[Element data from apps and pages]
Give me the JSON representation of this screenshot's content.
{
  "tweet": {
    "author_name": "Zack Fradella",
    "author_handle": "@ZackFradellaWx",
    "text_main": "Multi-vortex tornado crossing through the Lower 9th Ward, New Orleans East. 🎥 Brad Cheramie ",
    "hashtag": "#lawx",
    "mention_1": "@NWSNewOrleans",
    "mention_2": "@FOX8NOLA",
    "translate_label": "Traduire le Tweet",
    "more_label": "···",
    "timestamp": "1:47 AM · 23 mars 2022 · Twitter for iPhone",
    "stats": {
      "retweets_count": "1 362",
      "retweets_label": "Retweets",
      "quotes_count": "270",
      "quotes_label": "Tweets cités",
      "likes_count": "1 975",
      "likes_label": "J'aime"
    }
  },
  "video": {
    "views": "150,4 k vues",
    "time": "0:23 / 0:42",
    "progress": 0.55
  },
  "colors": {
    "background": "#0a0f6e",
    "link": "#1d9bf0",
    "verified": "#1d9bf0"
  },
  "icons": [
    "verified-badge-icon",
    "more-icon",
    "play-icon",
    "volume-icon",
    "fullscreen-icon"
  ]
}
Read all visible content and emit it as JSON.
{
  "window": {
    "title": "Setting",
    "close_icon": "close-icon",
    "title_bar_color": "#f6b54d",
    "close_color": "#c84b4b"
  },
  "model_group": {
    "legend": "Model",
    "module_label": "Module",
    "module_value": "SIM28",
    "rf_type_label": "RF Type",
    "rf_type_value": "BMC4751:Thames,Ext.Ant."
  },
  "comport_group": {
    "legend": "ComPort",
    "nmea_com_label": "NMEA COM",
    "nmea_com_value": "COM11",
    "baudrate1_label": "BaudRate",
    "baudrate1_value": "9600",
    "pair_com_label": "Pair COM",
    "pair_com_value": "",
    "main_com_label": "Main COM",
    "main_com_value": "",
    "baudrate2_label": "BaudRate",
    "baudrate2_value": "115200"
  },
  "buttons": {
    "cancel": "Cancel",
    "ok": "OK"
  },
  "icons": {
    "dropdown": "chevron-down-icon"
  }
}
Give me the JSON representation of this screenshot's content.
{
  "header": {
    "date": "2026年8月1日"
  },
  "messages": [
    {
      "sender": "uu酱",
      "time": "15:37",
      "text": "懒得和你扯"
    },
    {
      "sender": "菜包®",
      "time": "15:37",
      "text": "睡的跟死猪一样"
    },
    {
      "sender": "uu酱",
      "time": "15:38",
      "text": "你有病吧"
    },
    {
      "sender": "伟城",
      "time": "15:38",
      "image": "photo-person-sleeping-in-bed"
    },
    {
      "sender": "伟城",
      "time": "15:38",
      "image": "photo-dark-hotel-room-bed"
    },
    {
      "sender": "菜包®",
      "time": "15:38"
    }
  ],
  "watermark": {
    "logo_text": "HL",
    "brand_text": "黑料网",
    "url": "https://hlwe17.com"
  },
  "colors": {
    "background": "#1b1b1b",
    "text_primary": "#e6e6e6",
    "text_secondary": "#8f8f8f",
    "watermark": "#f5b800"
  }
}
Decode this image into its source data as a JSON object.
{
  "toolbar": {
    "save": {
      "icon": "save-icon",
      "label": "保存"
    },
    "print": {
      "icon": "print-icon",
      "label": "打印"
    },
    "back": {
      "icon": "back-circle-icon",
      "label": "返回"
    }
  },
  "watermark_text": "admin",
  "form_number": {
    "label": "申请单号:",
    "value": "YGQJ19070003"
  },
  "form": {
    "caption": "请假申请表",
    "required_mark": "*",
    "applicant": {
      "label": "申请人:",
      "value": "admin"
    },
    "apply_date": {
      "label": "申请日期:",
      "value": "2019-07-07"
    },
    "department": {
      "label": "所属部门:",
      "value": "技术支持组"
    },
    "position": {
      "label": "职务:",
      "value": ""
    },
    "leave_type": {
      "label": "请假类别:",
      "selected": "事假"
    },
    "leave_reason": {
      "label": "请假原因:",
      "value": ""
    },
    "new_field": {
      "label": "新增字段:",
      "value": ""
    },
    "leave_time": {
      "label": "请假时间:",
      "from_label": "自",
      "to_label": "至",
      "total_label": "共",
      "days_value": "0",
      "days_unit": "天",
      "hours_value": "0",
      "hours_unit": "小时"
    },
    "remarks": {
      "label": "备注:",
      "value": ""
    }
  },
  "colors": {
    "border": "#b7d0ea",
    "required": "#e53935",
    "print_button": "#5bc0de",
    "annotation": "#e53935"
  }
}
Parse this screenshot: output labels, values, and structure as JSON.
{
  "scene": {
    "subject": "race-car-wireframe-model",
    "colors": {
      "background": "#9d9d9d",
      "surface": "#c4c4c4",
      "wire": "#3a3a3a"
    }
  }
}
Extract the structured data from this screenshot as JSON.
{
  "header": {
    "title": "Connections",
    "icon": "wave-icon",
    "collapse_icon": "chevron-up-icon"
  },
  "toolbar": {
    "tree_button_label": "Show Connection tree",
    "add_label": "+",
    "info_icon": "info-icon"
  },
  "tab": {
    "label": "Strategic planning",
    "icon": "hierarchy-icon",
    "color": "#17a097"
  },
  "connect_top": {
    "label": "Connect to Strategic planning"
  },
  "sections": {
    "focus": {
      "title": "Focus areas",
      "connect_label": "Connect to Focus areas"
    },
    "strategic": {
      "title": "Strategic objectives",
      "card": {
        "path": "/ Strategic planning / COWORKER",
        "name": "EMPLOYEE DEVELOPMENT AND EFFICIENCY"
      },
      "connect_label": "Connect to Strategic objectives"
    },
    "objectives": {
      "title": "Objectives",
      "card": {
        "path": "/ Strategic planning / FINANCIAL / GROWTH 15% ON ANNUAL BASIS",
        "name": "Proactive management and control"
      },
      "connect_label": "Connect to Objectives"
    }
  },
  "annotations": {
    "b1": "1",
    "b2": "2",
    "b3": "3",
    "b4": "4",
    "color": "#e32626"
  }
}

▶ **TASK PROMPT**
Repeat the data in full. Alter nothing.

▶ **PROBLEM SOLUTION**
Give me the JSON representation of this screenshot's content.
{
  "tweet": {
    "author_name": "Zack Fradella",
    "author_handle": "@ZackFradellaWx",
    "text_main": "Multi-vortex tornado crossing through the Lower 9th Ward, New Orleans East. 🎥 Brad Cheramie ",
    "hashtag": "#lawx",
    "mention_1": "@NWSNewOrleans",
    "mention_2": "@FOX8NOLA",
    "translate_label": "Traduire le Tweet",
    "more_label": "···",
    "timestamp": "1:47 AM · 23 mars 2022 · Twitter for iPhone",
    "stats": {
      "retweets_count": "1 362",
      "retweets_label": "Retweets",
      "quotes_count": "270",
      "quotes_label": "Tweets cités",
      "likes_count": "1 975",
      "likes_label": "J'aime"
    }
  },
  "video": {
    "views": "150,4 k vues",
    "time": "0:23 / 0:42",
    "progress": 0.55
  },
  "colors": {
    "background": "#0a0f6e",
    "link": "#1d9bf0",
    "verified": "#1d9bf0"
  },
  "icons": [
    "verified-badge-icon",
    "more-icon",
    "play-icon",
    "volume-icon",
    "fullscreen-icon"
  ]
}
Read all visible content and emit it as JSON.
{
  "window": {
    "title": "Setting",
    "close_icon": "close-icon",
    "title_bar_color": "#f6b54d",
    "close_color": "#c84b4b"
  },
  "model_group": {
    "legend": "Model",
    "module_label": "Module",
    "module_value": "SIM28",
    "rf_type_label": "RF Type",
    "rf_type_value": "BMC4751:Thames,Ext.Ant."
  },
  "comport_group": {
    "legend": "ComPort",
    "nmea_com_label": "NMEA COM",
    "nmea_com_value": "COM11",
    "baudrate1_label": "BaudRate",
    "baudrate1_value": "9600",
    "pair_com_label": "Pair COM",
    "pair_com_value": "",
    "main_com_label": "Main COM",
    "main_com_value": "",
    "baudrate2_label": "BaudRate",
    "baudrate2_value": "115200"
  },
  "buttons": {
    "cancel": "Cancel",
    "ok": "OK"
  },
  "icons": {
    "dropdown": "chevron-down-icon"
  }
}
Give me the JSON representation of this screenshot's content.
{
  "header": {
    "date": "2026年8月1日"
  },
  "messages": [
    {
      "sender": "uu酱",
      "time": "15:37",
      "text": "懒得和你扯"
    },
    {
      "sender": "菜包®",
      "time": "15:37",
      "text": "睡的跟死猪一样"
    },
    {
      "sender": "uu酱",
      "time": "15:38",
      "text": "你有病吧"
    },
    {
      "sender": "伟城",
      "time": "15:38",
      "image": "photo-person-sleeping-in-bed"
    },
    {
      "sender": "伟城",
      "time": "15:38",
      "image": "photo-dark-hotel-room-bed"
    },
    {
      "sender": "菜包®",
      "time": "15:38"
    }
  ],
  "watermark": {
    "logo_text": "HL",
    "brand_text": "黑料网",
    "url": "https://hlwe17.com"
  },
  "colors": {
    "background": "#1b1b1b",
    "text_primary": "#e6e6e6",
    "text_secondary": "#8f8f8f",
    "watermark": "#f5b800"
  }
}
Decode this image into its source data as a JSON object.
{
  "toolbar": {
    "save": {
      "icon": "save-icon",
      "label": "保存"
    },
    "print": {
      "icon": "print-icon",
      "label": "打印"
    },
    "back": {
      "icon": "back-circle-icon",
      "label": "返回"
    }
  },
  "watermark_text": "admin",
  "form_number": {
    "label": "申请单号:",
    "value": "YGQJ19070003"
  },
  "form": {
    "caption": "请假申请表",
    "required_mark": "*",
    "applicant": {
      "label": "申请人:",
      "value": "admin"
    },
    "apply_date": {
      "label": "申请日期:",
      "value": "2019-07-07"
    },
    "department": {
      "label": "所属部门:",
      "value": "技术支持组"
    },
    "position": {
      "label": "职务:",
      "value": ""
    },
    "leave_type": {
      "label": "请假类别:",
      "selected": "事假"
    },
    "leave_reason": {
      "label": "请假原因:",
      "value": ""
    },
    "new_field": {
      "label": "新增字段:",
      "value": ""
    },
    "leave_time": {
      "label": "请假时间:",
      "from_label": "自",
      "to_label": "至",
      "total_label": "共",
      "days_value": "0",
      "days_unit": "天",
      "hours_value": "0",
      "hours_unit": "小时"
    },
    "remarks": {
      "label": "备注:",
      "value": ""
    }
  },
  "colors": {
    "border": "#b7d0ea",
    "required": "#e53935",
    "print_button": "#5bc0de",
    "annotation": "#e53935"
  }
}
Parse this screenshot: output labels, values, and structure as JSON.
{
  "scene": {
    "subject": "race-car-wireframe-model",
    "colors": {
      "background": "#9d9d9d",
      "surface": "#c4c4c4",
      "wire": "#3a3a3a"
    }
  }
}
Extract the structured data from this screenshot as JSON.
{
  "header": {
    "title": "Connections",
    "icon": "wave-icon",
    "collapse_icon": "chevron-up-icon"
  },
  "toolbar": {
    "tree_button_label": "Show Connection tree",
    "add_label": "+",
    "info_icon": "info-icon"
  },
  "tab": {
    "label": "Strategic planning",
    "icon": "hierarchy-icon",
    "color": "#17a097"
  },
  "connect_top": {
    "label": "Connect to Strategic planning"
  },
  "sections": {
    "focus": {
      "title": "Focus areas",
      "connect_label": "Connect to Focus areas"
    },
    "strategic": {
      "title": "Strategic objectives",
      "card": {
        "path": "/ Strategic planning / COWORKER",
        "name": "EMPLOYEE DEVELOPMENT AND EFFICIENCY"
      },
      "connect_label": "Connect to Strategic objectives"
    },
    "objectives": {
      "title": "Objectives",
      "card": {
        "path": "/ Strategic planning / FINANCIAL / GROWTH 15% ON ANNUAL BASIS",
        "name": "Proactive management and control"
      },
      "connect_label": "Connect to Objectives"
    }
  },
  "annotations": {
    "b1": "1",
    "b2": "2",
    "b3": "3",
    "b4": "4",
    "color": "#e32626"
  }
}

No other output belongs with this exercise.